If anything great comes out of “Easy A” it is the overall likeability of star Emma Stone. Regulated to more secondary roles in past movies like “Zombieland, “Superbad,” and “The House Bunny,” Stone proves she can carry a movie all on her own especially during the scenes where she video blogs to her online audience. Sure, she doesn’t have much help from co-stars this time around, but there’s something striking about Stone aside from her attractiveness. Look for her to scoop up all of the roles Lindsey Lohan would have earned if she wasn’t too busy passing out in her own vomit.

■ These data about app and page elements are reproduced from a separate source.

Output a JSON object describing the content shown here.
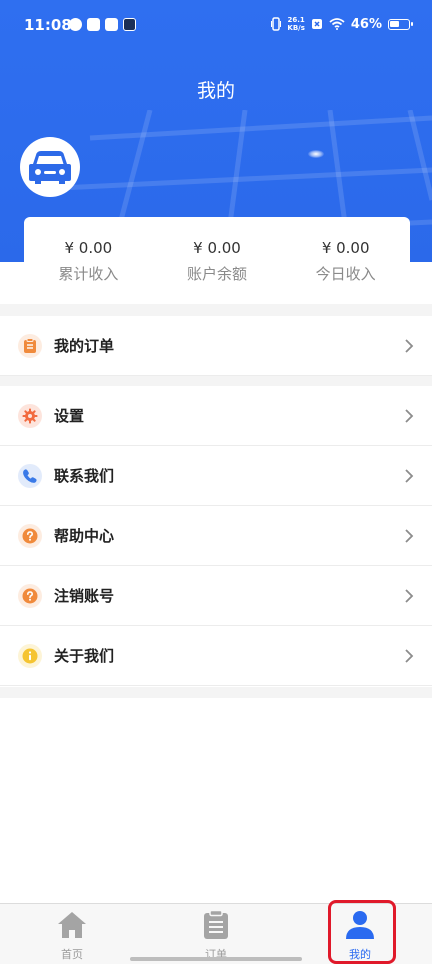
{
  "status_bar": {
    "time": "11:08",
    "speed_top": "26.1",
    "speed_bottom": "KB/s",
    "battery": "46%"
  },
  "header": {
    "title": "我的"
  },
  "stats": [
    {
      "value": "¥ 0.00",
      "label": "累计收入"
    },
    {
      "value": "¥ 0.00",
      "label": "账户余额"
    },
    {
      "value": "¥ 0.00",
      "label": "今日收入"
    }
  ],
  "menu": {
    "orders": {
      "label": "我的订单",
      "icon": "clipboard-icon",
      "color": "#f08a3c"
    },
    "settings": {
      "label": "设置",
      "icon": "gear-icon",
      "color": "#f26a3f"
    },
    "contact": {
      "label": "联系我们",
      "icon": "phone-icon",
      "color": "#3a7ae8"
    },
    "help": {
      "label": "帮助中心",
      "icon": "question-icon",
      "color": "#f08a3c"
    },
    "cancel_account": {
      "label": "注销账号",
      "icon": "question-icon",
      "color": "#f08a3c"
    },
    "about": {
      "label": "关于我们",
      "icon": "info-icon",
      "color": "#f5c431"
    }
  },
  "bottom_nav": {
    "home": "首页",
    "orders": "订单",
    "mine": "我的",
    "active": "mine",
    "active_color": "#2a6af0"
  }
}
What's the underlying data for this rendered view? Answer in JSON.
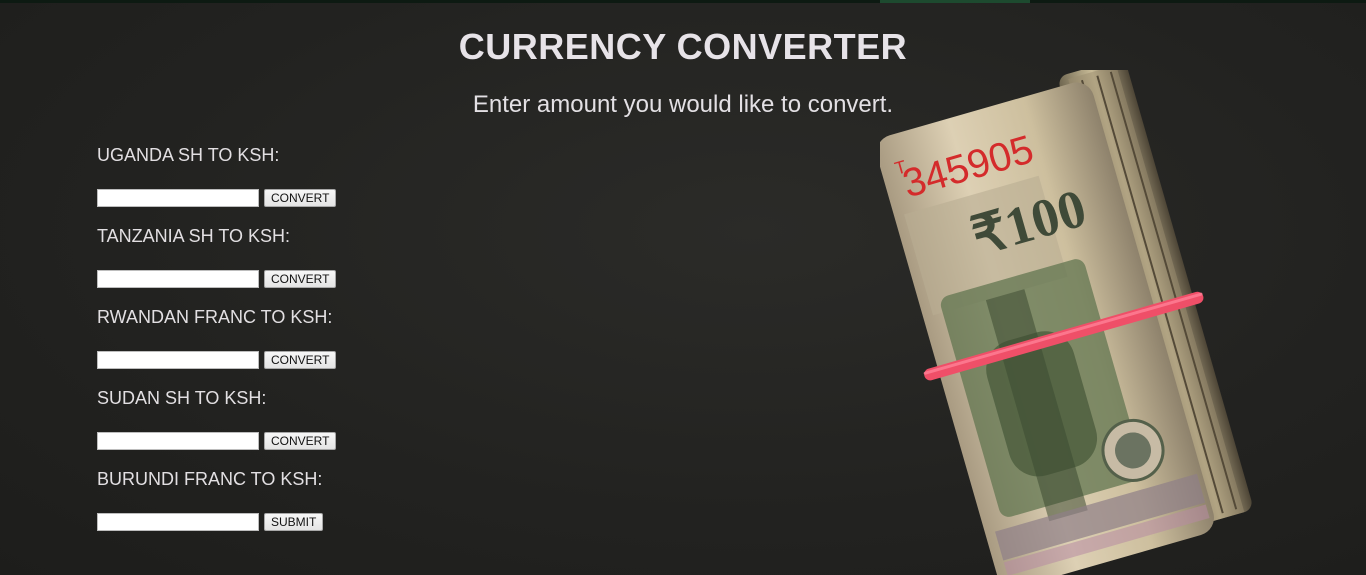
{
  "header": {
    "title": "CURRENCY CONVERTER",
    "subtitle": "Enter amount you would like to convert."
  },
  "converters": [
    {
      "label": "UGANDA SH TO KSH:",
      "value": "",
      "button": "CONVERT"
    },
    {
      "label": "TANZANIA SH TO KSH:",
      "value": "",
      "button": "CONVERT"
    },
    {
      "label": "RWANDAN FRANC TO KSH:",
      "value": "",
      "button": "CONVERT"
    },
    {
      "label": "SUDAN SH TO KSH:",
      "value": "",
      "button": "CONVERT"
    },
    {
      "label": "BURUNDI FRANC TO KSH:",
      "value": "",
      "button": "SUBMIT"
    }
  ],
  "background_image": {
    "serial": "345905",
    "denomination": "100",
    "band_color": "#f0506a"
  },
  "colors": {
    "background": "#262624",
    "text": "#e4e1e5"
  }
}
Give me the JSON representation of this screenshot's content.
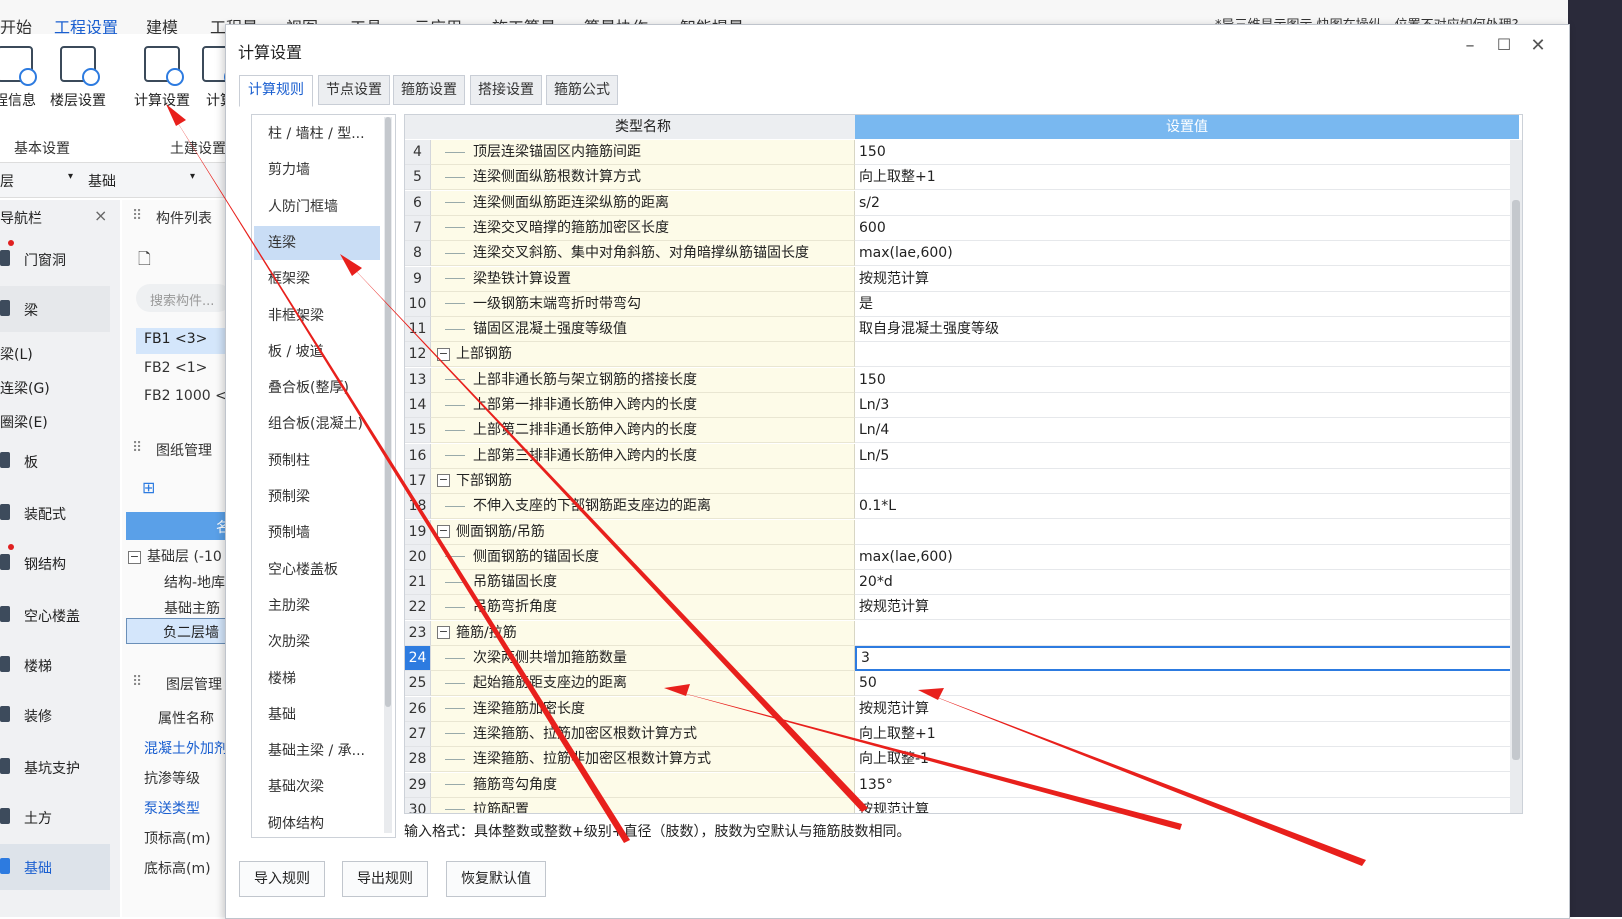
{
  "menu": {
    "items": [
      "开始",
      "工程设置",
      "建模",
      "工程量",
      "视图",
      "工具",
      "云应用",
      "施工算量",
      "算量协作",
      "智能提量"
    ],
    "active_index": 1,
    "notice": "*导三维显示图示 快图在操纵，位置不对应如何处理?"
  },
  "ribbon": {
    "buttons": [
      "程信息",
      "楼层设置",
      "计算设置",
      "计算"
    ],
    "groups": [
      "基本设置",
      "土建设置"
    ]
  },
  "floor_select": {
    "left": "层",
    "right": "基础"
  },
  "navbar": {
    "title": "导航栏",
    "close": "×",
    "items": [
      "门窗洞",
      "梁",
      "梁(L)",
      "连梁(G)",
      "圈梁(E)",
      "板",
      "装配式",
      "钢结构",
      "空心楼盖",
      "楼梯",
      "装修",
      "基坑支护",
      "土方",
      "基础"
    ]
  },
  "component_list": {
    "title": "构件列表",
    "search_placeholder": "搜索构件...",
    "rows": [
      "FB1 <3>",
      "FB2 <1>",
      "FB2  1000 <"
    ]
  },
  "drawing_mgmt": {
    "title": "图纸管理",
    "column": "名",
    "tree": [
      "基础层 (-10",
      "结构-地库",
      "基础主筋",
      "负二层墙"
    ]
  },
  "layer_mgmt": {
    "title": "图层管理",
    "prop_header": "属性名称",
    "props": [
      "混凝土外加剂",
      "抗渗等级",
      "泵送类型",
      "顶标高(m)",
      "底标高(m)"
    ]
  },
  "dialog": {
    "title": "计算设置",
    "tabs": [
      "计算规则",
      "节点设置",
      "箍筋设置",
      "搭接设置",
      "箍筋公式"
    ],
    "active_tab": 0,
    "categories": [
      "柱 / 墙柱 / 型...",
      "剪力墙",
      "人防门框墙",
      "连梁",
      "框架梁",
      "非框架梁",
      "板 / 坡道",
      "叠合板(整厚)",
      "组合板(混凝土)",
      "预制柱",
      "预制梁",
      "预制墙",
      "空心楼盖板",
      "主肋梁",
      "次肋梁",
      "楼梯",
      "基础",
      "基础主梁 / 承...",
      "基础次梁",
      "砌体结构"
    ],
    "selected_category": 3,
    "grid_header": {
      "name": "类型名称",
      "value": "设置值"
    },
    "rows": [
      {
        "num": "4",
        "name": "顶层连梁锚固区内箍筋间距",
        "value": "150",
        "group": false
      },
      {
        "num": "5",
        "name": "连梁侧面纵筋根数计算方式",
        "value": "向上取整+1",
        "group": false
      },
      {
        "num": "6",
        "name": "连梁侧面纵筋距连梁纵筋的距离",
        "value": "s/2",
        "group": false
      },
      {
        "num": "7",
        "name": "连梁交叉暗撑的箍筋加密区长度",
        "value": "600",
        "group": false
      },
      {
        "num": "8",
        "name": "连梁交叉斜筋、集中对角斜筋、对角暗撑纵筋锚固长度",
        "value": "max(lae,600)",
        "group": false
      },
      {
        "num": "9",
        "name": "梁垫铁计算设置",
        "value": "按规范计算",
        "group": false
      },
      {
        "num": "10",
        "name": "一级钢筋末端弯折时带弯勾",
        "value": "是",
        "group": false
      },
      {
        "num": "11",
        "name": "锚固区混凝土强度等级值",
        "value": "取自身混凝土强度等级",
        "group": false
      },
      {
        "num": "12",
        "name": "上部钢筋",
        "value": "",
        "group": true
      },
      {
        "num": "13",
        "name": "上部非通长筋与架立钢筋的搭接长度",
        "value": "150",
        "group": false
      },
      {
        "num": "14",
        "name": "上部第一排非通长筋伸入跨内的长度",
        "value": "Ln/3",
        "group": false
      },
      {
        "num": "15",
        "name": "上部第二排非通长筋伸入跨内的长度",
        "value": "Ln/4",
        "group": false
      },
      {
        "num": "16",
        "name": "上部第三排非通长筋伸入跨内的长度",
        "value": "Ln/5",
        "group": false
      },
      {
        "num": "17",
        "name": "下部钢筋",
        "value": "",
        "group": true
      },
      {
        "num": "18",
        "name": "不伸入支座的下部钢筋距支座边的距离",
        "value": "0.1*L",
        "group": false
      },
      {
        "num": "19",
        "name": "侧面钢筋/吊筋",
        "value": "",
        "group": true
      },
      {
        "num": "20",
        "name": "侧面钢筋的锚固长度",
        "value": "max(lae,600)",
        "group": false
      },
      {
        "num": "21",
        "name": "吊筋锚固长度",
        "value": "20*d",
        "group": false
      },
      {
        "num": "22",
        "name": "吊筋弯折角度",
        "value": "按规范计算",
        "group": false
      },
      {
        "num": "23",
        "name": "箍筋/拉筋",
        "value": "",
        "group": true
      },
      {
        "num": "24",
        "name": "次梁两侧共增加箍筋数量",
        "value": "3",
        "group": false
      },
      {
        "num": "25",
        "name": "起始箍筋距支座边的距离",
        "value": "50",
        "group": false
      },
      {
        "num": "26",
        "name": "连梁箍筋加密长度",
        "value": "按规范计算",
        "group": false
      },
      {
        "num": "27",
        "name": "连梁箍筋、拉筋加密区根数计算方式",
        "value": "向上取整+1",
        "group": false
      },
      {
        "num": "28",
        "name": "连梁箍筋、拉筋非加密区根数计算方式",
        "value": "向上取整-1",
        "group": false
      },
      {
        "num": "29",
        "name": "箍筋弯勾角度",
        "value": "135°",
        "group": false
      },
      {
        "num": "30",
        "name": "拉筋配置",
        "value": "按规范计算",
        "group": false
      }
    ],
    "selected_row": "24",
    "hint": "输入格式：具体整数或整数+级别+直径（肢数），肢数为空默认与箍筋肢数相同。",
    "buttons": [
      "导入规则",
      "导出规则",
      "恢复默认值"
    ]
  },
  "colors": {
    "accent": "#2d7be0",
    "arrow": "#e8201c",
    "name_bg": "#fdfbe8",
    "header_value_bg": "#79b8f0"
  }
}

Despite Stone’s very enjoyable performance, “Easy A” is still all snap and no substance. First-time screenwriter Burt V. Royal was probably patting himself on the back as he churned out page after page of this script. On occasion it’s sharp. Most of the time it bludgeons us for the sake of a few one liners.


August 14, 2009 by  
Filed under Reviews

Starring: Alyson Michalka, Vanessa Hudgens, Gaelan Connell
Directed by: Todd Graff (“Camp”)
Written by: Todd Graff (“Camp”) and Josh A. Cagan (debut)

Until someone adapts “Twilight” into a vampire musical, tweens everywhere will have to put all their hopes into the coming-of-age music flick “Bandslam” to be the sensible replacement for three years worth of “High School Musical” dance sequences.

But when most of the young characters in “Bandslam” prove to have the personalities of cardboard cutouts one would find displayed in a mall music store to peddle new CDs, there’s not much to expect other than a few catchy songs and a script as fascinating as a cheesy message scribbled in the back of a high school yearbook.

In “Bandslam,” director Todd Graff, who helmed the 2003 film “Camp” about the students of a New York performance art camp, doesn’t have much of a leading man in Gaelan Connell. Connell, who looks like the lovechild of Shia LaBeouf (“Transformers”) and Jesse Eisenberg (“Adventureland”), plays high school dweeb Will Burton, an encyclopedia of music knowledge who is misunderstood by his peers and has become “comfortably numb” with his average life.

Aware of her son’s unhappiness, Will’s mom Karen (Lisa Kudrow) decides they will pack everything up and start a new life in New Jersey. At his new school, Will quickly makes friends with loner hipster girl Sa5m (Vanessa Hudgens, who explains that the 5 in her name is silent; how very clever) and ex-cheerleader Charlotte Banks (Alyson Michalka of Aly & AJ fame).

Will enrolls in school just as everyone starts talking about the upcoming music competition known as Bandslam. The talent show features the best high school bands (we’re not talking about the ones that march during halftime) in the city that are all vying for a record contract. Charlotte is set on being one of the two band chosen to represent her school. The problem is that their band Glory Dogs, a splinter group of Charlotte’s former band Ben Wheatly and the Glory Dogs, isn’t ready for the spotlight.

In steps Will as the band’s new manager ready to whip the group into shape and make the necessary changes they need to win. Everything basically falls into place pretty easily with Graff’s script. The band becomes too good too fast while Will and Sa5m discover that their friendship is turning into something more meaningful.

While Hudgens tries to break out her “High School Musical” mold and portray a character with a little more attitude, Sa5m, along with the rest of the characters, just aren’t fleshed out well enough to get past all the clichés and familiar storyline. It’s also not as witty as Graff would like it to be. Much of the dialogue is unnatural (“Emotions are overrated,” “I don’t do whys”), which drains the high schoolers of their charm.

All the rocking out leads to the Battle of the Bands-type competition and a surprise twist in the story that tries to tie everything together in the film’s waning moments. Emotionally, there’s not much to care about in the lives of these students other than their musical talent. But even that’s not enough when everyone – with the exception of Hudgens – seems like they’re lip-syncing and playing air guitar.